- **AIM OF THE TASK**
Scan the data below and work out how many of its lines contain the word "chevron". Give only that number.
** INPUT FOR THIS TASK follows **
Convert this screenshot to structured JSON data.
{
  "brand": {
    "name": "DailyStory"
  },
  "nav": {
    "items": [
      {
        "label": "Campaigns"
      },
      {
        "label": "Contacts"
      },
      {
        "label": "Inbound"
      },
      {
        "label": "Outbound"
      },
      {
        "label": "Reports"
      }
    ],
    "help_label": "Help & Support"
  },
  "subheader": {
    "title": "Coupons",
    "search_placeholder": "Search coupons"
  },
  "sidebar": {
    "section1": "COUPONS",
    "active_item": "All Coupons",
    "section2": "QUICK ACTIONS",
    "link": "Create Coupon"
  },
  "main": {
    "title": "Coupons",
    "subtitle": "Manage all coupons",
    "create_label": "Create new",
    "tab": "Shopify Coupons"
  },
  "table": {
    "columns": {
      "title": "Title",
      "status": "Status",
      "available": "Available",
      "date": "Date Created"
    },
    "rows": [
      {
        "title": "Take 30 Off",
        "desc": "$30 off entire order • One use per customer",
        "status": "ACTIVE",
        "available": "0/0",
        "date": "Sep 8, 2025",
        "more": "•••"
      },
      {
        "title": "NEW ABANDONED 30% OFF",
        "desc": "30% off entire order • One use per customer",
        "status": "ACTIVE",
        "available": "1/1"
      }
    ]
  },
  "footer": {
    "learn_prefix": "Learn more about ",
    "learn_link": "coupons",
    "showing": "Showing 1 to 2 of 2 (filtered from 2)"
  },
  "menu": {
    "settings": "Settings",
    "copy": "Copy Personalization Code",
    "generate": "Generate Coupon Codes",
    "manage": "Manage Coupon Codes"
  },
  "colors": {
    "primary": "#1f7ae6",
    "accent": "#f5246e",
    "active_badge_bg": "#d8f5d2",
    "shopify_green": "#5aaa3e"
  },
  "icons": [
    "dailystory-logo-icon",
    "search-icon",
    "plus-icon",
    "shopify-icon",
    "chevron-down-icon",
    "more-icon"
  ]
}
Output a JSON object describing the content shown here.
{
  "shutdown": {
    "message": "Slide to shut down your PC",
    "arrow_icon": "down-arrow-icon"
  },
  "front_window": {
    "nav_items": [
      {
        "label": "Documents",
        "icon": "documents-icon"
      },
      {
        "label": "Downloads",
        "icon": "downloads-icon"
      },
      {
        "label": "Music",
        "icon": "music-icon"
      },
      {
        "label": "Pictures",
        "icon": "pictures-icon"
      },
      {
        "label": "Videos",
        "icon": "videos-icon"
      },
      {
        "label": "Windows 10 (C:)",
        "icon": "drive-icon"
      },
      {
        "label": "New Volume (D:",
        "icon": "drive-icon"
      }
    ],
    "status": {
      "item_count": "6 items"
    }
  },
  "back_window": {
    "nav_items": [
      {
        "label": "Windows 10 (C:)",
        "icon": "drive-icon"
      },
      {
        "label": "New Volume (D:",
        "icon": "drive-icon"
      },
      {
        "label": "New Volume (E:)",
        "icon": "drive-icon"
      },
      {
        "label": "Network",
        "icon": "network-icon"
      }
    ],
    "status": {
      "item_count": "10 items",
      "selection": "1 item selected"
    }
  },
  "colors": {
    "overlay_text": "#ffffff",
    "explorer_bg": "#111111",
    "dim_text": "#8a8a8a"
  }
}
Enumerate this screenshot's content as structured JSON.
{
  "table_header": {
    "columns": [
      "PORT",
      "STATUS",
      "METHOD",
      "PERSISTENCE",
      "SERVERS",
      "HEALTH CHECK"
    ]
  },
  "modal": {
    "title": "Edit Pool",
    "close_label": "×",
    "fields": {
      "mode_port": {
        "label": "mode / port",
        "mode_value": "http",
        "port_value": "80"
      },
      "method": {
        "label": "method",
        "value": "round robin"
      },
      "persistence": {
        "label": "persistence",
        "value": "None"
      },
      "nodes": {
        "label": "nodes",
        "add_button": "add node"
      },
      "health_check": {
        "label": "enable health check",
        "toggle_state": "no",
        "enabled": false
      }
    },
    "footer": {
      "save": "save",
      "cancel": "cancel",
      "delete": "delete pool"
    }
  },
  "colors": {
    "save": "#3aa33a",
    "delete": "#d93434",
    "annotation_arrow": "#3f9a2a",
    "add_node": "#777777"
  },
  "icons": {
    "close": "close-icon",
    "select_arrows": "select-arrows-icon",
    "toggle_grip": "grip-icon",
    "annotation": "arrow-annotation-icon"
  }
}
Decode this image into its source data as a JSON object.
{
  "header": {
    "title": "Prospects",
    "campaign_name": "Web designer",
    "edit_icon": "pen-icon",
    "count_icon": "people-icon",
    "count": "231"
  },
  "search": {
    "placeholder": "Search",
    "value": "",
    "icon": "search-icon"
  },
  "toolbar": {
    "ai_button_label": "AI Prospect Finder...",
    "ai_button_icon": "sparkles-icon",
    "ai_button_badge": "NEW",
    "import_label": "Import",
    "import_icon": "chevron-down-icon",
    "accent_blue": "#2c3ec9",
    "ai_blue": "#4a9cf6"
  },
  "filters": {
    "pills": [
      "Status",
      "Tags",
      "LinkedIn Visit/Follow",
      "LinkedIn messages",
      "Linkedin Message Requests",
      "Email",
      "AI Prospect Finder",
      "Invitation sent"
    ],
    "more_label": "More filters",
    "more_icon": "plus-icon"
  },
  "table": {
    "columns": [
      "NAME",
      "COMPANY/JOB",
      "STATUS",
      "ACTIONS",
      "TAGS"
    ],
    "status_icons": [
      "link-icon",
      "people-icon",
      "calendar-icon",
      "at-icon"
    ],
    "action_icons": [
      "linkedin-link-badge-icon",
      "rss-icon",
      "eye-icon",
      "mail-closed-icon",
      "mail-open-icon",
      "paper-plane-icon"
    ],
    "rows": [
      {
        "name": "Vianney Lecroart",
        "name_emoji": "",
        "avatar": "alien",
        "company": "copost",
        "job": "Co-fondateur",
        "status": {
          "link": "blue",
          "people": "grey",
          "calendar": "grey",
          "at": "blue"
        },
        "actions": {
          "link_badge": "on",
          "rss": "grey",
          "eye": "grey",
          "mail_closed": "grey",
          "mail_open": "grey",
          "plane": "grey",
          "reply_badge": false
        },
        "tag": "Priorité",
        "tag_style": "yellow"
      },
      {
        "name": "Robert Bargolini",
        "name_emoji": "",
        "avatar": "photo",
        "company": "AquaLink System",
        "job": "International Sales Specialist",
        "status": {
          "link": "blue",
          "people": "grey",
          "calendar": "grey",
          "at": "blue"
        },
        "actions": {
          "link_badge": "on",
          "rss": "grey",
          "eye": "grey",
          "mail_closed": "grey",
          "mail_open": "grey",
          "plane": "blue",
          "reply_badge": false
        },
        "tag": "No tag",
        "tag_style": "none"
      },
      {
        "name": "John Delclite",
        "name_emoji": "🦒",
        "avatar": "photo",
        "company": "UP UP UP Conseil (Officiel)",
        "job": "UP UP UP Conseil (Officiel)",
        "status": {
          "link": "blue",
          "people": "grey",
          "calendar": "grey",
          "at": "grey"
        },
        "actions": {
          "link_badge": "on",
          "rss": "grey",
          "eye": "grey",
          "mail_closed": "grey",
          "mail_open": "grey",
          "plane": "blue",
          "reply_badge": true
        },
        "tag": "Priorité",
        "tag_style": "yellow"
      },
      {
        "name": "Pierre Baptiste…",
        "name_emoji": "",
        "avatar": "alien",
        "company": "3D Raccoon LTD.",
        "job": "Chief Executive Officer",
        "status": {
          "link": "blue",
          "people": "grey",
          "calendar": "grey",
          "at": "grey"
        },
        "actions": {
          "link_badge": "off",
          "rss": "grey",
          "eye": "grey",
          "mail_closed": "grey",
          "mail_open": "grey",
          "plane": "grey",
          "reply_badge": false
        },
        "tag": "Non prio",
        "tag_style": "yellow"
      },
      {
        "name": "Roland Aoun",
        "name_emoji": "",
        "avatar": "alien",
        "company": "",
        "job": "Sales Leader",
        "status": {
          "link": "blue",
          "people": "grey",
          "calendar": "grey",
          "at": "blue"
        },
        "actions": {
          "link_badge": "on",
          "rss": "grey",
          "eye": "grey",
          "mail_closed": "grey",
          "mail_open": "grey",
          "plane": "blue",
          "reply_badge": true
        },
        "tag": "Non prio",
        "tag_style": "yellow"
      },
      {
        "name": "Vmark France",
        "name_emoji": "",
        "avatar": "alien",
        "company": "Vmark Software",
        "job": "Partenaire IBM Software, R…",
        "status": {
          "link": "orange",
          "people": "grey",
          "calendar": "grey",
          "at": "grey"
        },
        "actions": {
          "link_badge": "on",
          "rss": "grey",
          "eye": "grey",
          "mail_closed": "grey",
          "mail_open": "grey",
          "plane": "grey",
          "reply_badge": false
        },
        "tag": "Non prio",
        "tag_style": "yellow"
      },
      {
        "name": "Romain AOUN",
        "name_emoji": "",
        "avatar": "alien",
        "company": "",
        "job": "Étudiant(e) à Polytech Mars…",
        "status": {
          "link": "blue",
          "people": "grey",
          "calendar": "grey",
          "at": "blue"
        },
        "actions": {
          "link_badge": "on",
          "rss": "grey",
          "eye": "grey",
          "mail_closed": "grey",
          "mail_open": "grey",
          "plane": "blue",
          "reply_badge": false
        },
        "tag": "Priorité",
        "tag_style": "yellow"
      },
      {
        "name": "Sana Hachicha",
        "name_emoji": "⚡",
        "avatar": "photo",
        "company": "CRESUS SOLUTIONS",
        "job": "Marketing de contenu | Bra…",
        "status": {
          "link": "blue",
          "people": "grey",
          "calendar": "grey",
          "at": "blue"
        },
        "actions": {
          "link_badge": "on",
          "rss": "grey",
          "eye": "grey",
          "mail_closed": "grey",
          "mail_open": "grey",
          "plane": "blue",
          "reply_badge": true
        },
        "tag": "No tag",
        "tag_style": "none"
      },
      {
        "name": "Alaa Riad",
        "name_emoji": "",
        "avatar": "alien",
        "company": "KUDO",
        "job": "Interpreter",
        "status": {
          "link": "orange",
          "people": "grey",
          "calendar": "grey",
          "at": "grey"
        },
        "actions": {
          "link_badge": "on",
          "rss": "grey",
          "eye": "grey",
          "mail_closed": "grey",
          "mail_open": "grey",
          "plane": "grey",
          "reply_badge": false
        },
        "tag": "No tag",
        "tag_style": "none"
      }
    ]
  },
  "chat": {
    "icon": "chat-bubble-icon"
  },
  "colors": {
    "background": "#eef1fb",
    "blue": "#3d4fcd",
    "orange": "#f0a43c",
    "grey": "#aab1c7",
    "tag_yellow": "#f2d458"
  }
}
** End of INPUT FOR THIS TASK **
- **THE ANSWER**
2